--- DATASET ---

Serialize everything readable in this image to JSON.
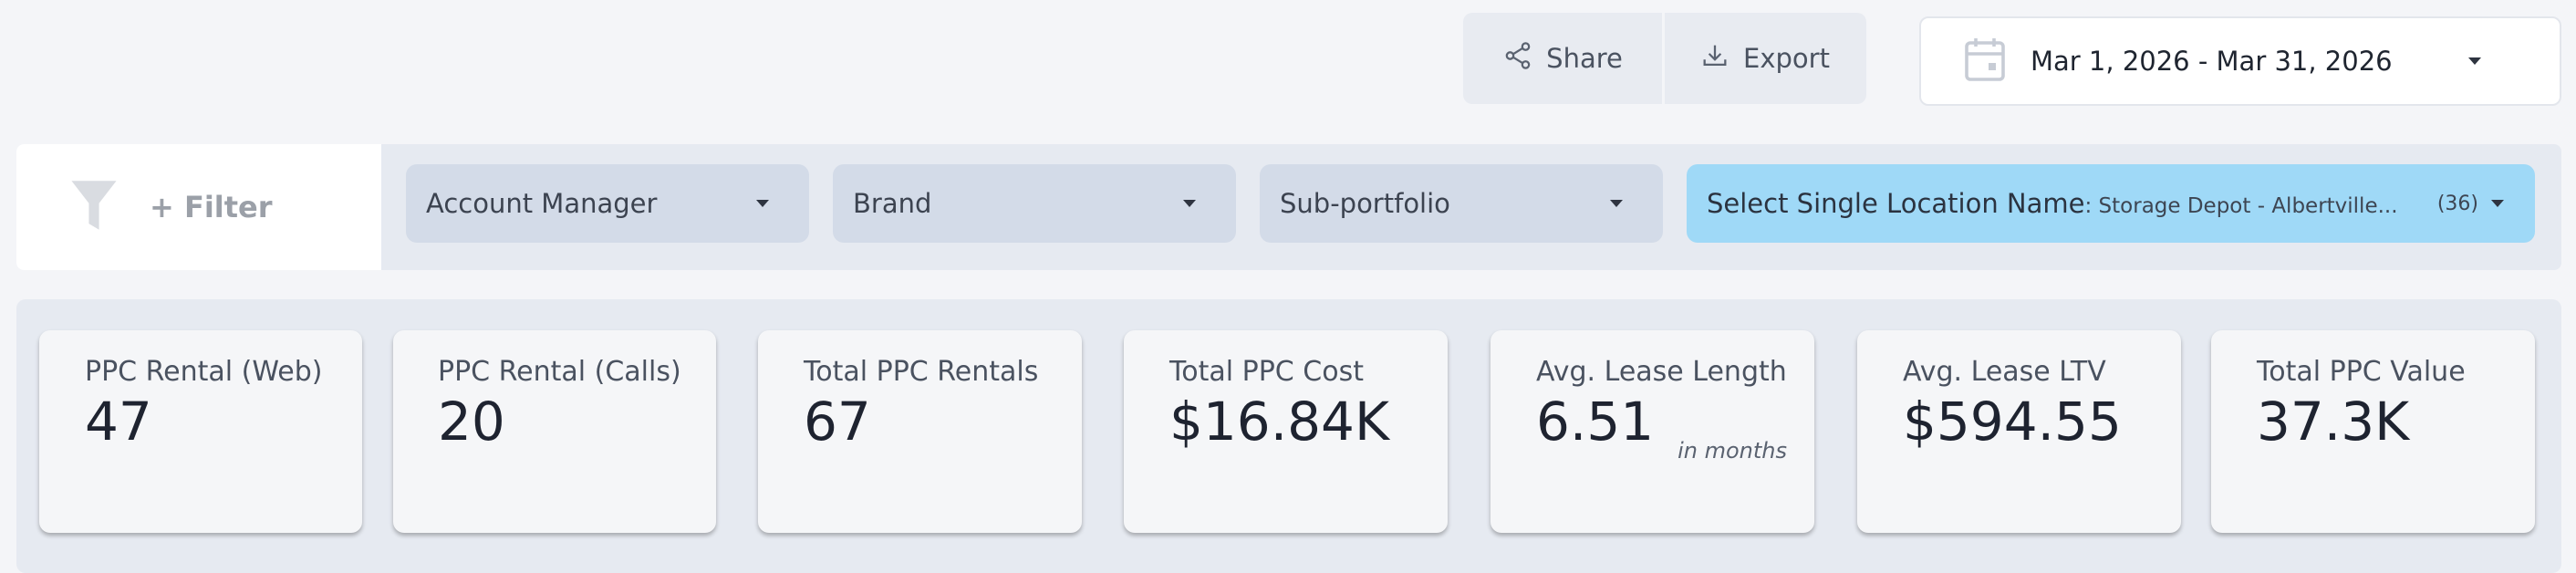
{
  "toolbar": {
    "share_label": "Share",
    "export_label": "Export"
  },
  "date_range": {
    "value": "Mar 1, 2026 - Mar 31, 2026"
  },
  "filters": {
    "add_filter_label": "+ Filter",
    "dropdowns": [
      {
        "label": "Account Manager"
      },
      {
        "label": "Brand"
      },
      {
        "label": "Sub-portfolio"
      }
    ],
    "location": {
      "label": "Select Single Location Name",
      "selected": ": Storage Depot - Albertville...",
      "count": "(36)"
    }
  },
  "kpis": [
    {
      "label": "PPC Rental (Web)",
      "value": "47"
    },
    {
      "label": "PPC Rental (Calls)",
      "value": "20"
    },
    {
      "label": "Total PPC Rentals",
      "value": "67"
    },
    {
      "label": "Total PPC Cost",
      "value": "$16.84K"
    },
    {
      "label": "Avg. Lease Length",
      "value": "6.51",
      "unit": "in months"
    },
    {
      "label": "Avg. Lease LTV",
      "value": "$594.55"
    },
    {
      "label": "Total PPC Value",
      "value": "37.3K"
    }
  ],
  "colors": {
    "background": "#f4f5f8",
    "panel": "#e6eaf1",
    "dropdown": "#d3dbe8",
    "dropdown_active": "#9fd9f7"
  }
}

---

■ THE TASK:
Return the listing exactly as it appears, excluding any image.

■ SOLUTION TO THIS EXERCISE:
Serialize everything readable in this image to JSON.
{
  "toolbar": {
    "share_label": "Share",
    "export_label": "Export"
  },
  "date_range": {
    "value": "Mar 1, 2026 - Mar 31, 2026"
  },
  "filters": {
    "add_filter_label": "+ Filter",
    "dropdowns": [
      {
        "label": "Account Manager"
      },
      {
        "label": "Brand"
      },
      {
        "label": "Sub-portfolio"
      }
    ],
    "location": {
      "label": "Select Single Location Name",
      "selected": ": Storage Depot - Albertville...",
      "count": "(36)"
    }
  },
  "kpis": [
    {
      "label": "PPC Rental (Web)",
      "value": "47"
    },
    {
      "label": "PPC Rental (Calls)",
      "value": "20"
    },
    {
      "label": "Total PPC Rentals",
      "value": "67"
    },
    {
      "label": "Total PPC Cost",
      "value": "$16.84K"
    },
    {
      "label": "Avg. Lease Length",
      "value": "6.51",
      "unit": "in months"
    },
    {
      "label": "Avg. Lease LTV",
      "value": "$594.55"
    },
    {
      "label": "Total PPC Value",
      "value": "37.3K"
    }
  ],
  "colors": {
    "background": "#f4f5f8",
    "panel": "#e6eaf1",
    "dropdown": "#d3dbe8",
    "dropdown_active": "#9fd9f7"
  }
}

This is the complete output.